An official website of Arlington County Government
0

Help for Kids Processing Terrible News

When something as unfathomable as an act of terrorism or a natural disaster occurs, children are exposed to images and sounds that may be difficult for them to process.

Since it can be difficult enough for mature adults to wrap their heads around tragedy, here are some resources to help you talk with, and listen to, the kids in your life.

 

Websites

 

Books to Read with Younger  Kids

Rabbityness
by Jo Empson

K-3rd Grade: Rabbit enjoys doing rabbity things, but he also loves un-rabbity things! When Rabbit suddenly disappears, no one knows where he has gone. His friends are desolate. But, as it turns out, Rabbit has left behind some very special gifts for them, to help them discover their own unrabbity talents! Rabbityness celebrates individuality, encourages the creativity in everyone and positively introduces children to dealing with loss of any kind.

 

My Father’s Arms Are a Boat
by Stein Erik Lunde

K-3rd Grade: Unable to sleep, a young boy climbs into his father’s arms and asks about birds, foxes, and whether his mother will ever awaken, then under a starry sky, the father provides clear answers and assurances.

 

Why Did It Happen? Helping Children Cope in a Violent World
by Janice Cohn.

K-3rd Grade: With the help of his parents and teacher, a young boy deals with his feelings about the robbery of the neighborhood grocery store. Includes a note to parents.

 

A Terrible Thing Happened
by Margaret M. Holmes

K-3rd Grade: After Sherman sees something terrible happen, he becomes anxious and then angry, but when a counselor helps him talk about these emotions he feels better.

 

Books for Older Kids: Stories about Coping with Tragedy

Soul Surfer
by Bethany Hamilton with Sheryl Berk and Rick Bundschuh

6th Grade and up: Bethany Hamilton, a teenage surfer lost her arm in a shark attack off the coast of Kauai, Hawaii. Not even the loss of her arm keeps her from returning to surfing, the sport she loves.

 

 

A Monster Calls
by Patrick Ness

6th Grade and up: Thirteen-year-old Conor awakens one night to find a monster outside his bedroom window, but not the one from the recurring nightmare that began when his mother became ill–an ancient, wild creature that wants him to face truth and loss.

 

Just Don’t Fall: How I Grew Up, Conquered Illness, and Made it Down the Mountain
by Josh Sundquist

Written for Adults, but Appropriate for Teens: One moment Josh Sundquist was your typical energetic and inquisitive nine year- old boy. The next, his entire life changed when he was diagnosed with Ewing’s Sarcoma, a particularly virulent cancer strain that would eventually claim Josh’s left leg.

 

Fire in the Streets
by Kekla Magoon

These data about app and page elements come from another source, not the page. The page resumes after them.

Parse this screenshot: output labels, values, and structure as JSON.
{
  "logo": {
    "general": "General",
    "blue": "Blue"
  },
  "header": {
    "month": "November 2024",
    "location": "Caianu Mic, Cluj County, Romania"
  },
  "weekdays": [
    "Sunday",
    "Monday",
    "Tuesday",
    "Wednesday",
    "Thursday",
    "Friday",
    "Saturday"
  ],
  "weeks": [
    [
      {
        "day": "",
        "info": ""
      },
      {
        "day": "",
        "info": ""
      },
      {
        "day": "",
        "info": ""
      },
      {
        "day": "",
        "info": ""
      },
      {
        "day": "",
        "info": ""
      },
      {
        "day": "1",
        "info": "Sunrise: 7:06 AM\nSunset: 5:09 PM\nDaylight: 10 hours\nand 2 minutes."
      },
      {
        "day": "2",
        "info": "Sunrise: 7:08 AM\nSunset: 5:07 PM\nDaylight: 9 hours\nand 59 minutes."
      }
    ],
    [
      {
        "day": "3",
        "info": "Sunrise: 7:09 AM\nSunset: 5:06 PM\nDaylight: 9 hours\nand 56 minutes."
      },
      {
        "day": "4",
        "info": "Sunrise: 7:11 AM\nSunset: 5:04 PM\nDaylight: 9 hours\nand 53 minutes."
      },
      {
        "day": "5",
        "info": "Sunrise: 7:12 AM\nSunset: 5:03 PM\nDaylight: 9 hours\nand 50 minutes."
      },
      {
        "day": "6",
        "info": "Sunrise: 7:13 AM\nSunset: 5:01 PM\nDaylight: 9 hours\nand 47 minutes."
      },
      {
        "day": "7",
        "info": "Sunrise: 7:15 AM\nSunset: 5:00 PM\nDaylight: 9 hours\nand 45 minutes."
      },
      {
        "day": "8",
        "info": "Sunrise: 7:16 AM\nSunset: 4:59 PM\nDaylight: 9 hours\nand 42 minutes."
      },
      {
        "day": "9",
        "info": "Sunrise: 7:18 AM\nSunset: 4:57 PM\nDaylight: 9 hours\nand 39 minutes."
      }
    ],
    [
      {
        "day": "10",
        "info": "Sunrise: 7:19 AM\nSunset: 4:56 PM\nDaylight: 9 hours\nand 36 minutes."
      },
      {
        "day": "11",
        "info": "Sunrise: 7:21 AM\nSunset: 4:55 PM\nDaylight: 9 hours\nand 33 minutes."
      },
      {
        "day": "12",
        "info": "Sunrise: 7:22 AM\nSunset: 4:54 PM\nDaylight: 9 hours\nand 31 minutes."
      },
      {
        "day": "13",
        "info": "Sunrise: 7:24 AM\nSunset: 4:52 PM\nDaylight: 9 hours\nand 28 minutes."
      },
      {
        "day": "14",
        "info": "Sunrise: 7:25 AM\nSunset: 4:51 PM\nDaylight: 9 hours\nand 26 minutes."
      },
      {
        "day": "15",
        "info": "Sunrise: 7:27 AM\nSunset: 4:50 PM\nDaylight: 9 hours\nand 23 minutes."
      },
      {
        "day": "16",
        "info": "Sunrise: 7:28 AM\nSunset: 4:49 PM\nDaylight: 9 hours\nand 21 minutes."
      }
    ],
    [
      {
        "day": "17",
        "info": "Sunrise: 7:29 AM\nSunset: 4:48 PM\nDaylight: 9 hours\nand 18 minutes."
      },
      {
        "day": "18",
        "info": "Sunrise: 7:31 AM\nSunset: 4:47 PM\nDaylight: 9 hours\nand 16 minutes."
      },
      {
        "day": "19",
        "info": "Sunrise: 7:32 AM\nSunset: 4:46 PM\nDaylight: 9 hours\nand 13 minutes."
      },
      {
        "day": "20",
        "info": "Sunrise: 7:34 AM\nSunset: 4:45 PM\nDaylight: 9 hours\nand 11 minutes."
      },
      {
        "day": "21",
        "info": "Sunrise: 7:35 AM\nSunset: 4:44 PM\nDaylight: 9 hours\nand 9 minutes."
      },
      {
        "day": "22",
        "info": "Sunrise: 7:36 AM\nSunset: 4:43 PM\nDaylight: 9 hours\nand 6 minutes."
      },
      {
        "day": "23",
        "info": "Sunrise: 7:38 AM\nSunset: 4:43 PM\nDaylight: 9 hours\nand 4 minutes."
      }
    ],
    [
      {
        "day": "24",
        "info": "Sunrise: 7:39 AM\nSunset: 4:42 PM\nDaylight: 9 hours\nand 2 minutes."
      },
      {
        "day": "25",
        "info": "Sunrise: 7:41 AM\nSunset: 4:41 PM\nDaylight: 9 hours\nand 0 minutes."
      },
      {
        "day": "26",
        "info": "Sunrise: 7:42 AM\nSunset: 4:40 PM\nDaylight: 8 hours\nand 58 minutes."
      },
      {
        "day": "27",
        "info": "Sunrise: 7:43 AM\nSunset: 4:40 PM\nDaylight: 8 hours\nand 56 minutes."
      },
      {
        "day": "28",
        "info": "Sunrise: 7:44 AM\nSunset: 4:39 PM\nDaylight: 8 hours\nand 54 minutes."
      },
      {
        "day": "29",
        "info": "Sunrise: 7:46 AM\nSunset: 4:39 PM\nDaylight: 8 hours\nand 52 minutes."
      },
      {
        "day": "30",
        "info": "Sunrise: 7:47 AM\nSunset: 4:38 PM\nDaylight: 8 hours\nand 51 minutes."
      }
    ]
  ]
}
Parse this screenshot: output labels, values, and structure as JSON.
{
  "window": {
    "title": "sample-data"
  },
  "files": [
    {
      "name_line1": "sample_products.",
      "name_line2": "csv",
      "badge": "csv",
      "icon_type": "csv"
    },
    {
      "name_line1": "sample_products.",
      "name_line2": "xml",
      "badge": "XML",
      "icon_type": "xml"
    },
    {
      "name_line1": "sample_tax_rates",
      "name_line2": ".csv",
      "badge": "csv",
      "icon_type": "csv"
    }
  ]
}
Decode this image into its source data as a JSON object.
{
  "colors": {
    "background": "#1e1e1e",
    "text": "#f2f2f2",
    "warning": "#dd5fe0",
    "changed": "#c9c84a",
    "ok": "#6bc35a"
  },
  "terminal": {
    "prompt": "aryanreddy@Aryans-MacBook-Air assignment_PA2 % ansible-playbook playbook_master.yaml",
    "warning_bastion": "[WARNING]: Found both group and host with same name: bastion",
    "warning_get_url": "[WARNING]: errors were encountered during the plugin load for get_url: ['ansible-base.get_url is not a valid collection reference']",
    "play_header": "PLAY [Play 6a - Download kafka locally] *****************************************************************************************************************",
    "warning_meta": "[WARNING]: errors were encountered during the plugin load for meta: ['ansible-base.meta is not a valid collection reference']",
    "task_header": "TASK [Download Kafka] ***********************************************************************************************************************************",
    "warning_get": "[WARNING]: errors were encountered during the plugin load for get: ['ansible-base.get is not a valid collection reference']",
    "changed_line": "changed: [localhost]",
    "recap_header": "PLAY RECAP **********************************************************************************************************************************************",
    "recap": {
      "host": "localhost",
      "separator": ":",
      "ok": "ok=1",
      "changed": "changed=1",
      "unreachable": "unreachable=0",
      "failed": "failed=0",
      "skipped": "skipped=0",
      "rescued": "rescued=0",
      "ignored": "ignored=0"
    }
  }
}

For 6th Grade and up: In the aftermath of Dr. King’s assassination in 1968, Chicago fourteen-year-old Maxie longs to join the Black Panthers, whether or not her brother Raheem, ex-boyfriend Sam, or her friends like it, and is soon caught up in the violence of anti-war and civil rights demonstrations.

 

 

Books for Parents

Listening to Fear: Helping Kids Cope, From Nightmares to the Nightly News
by Steven Marans

Marans suggests that in order to help children deal with fear, parents need to begin working through their own fears, set aside their ideas about what children are feeling and learn from children themselves, and pay attention to the ways kids communicate more with actions than words.

 

 

How To Talk To Your Kids About Really Important Things
by Charles E. Schaefer and Theresa Foy DiGeronimo

For children age four to twelve, includes specific questions and answers and useful things to say.

 

 

Taking Back Childhood: Helping Your Kids Thrive in a Fast-Paced, Media-Saturated, Violence Filled World
by Nancy Carlsson-Paige

Childhood should be a precious time of oasis from the realities of the adult world, yet in todays fast-paced, achievement-obsessed, ever-more-dangerous society, this is increasingly not the case. This books includes practical, hands-on steps parents can take to create a safe, open, and imaginative environment for kids.

 

Leave a Reply



We love to know what you think about our news and events. We read all comments, and post a selection of them here on the blog.

We do ask that comments stay on topic - for more guidelines on what we consider appropriate feedback, see our comment policy. If you have concerns or urgent questions that require a response, please email the Library.

If you want a picture to show with your comment, go get a Gravatar.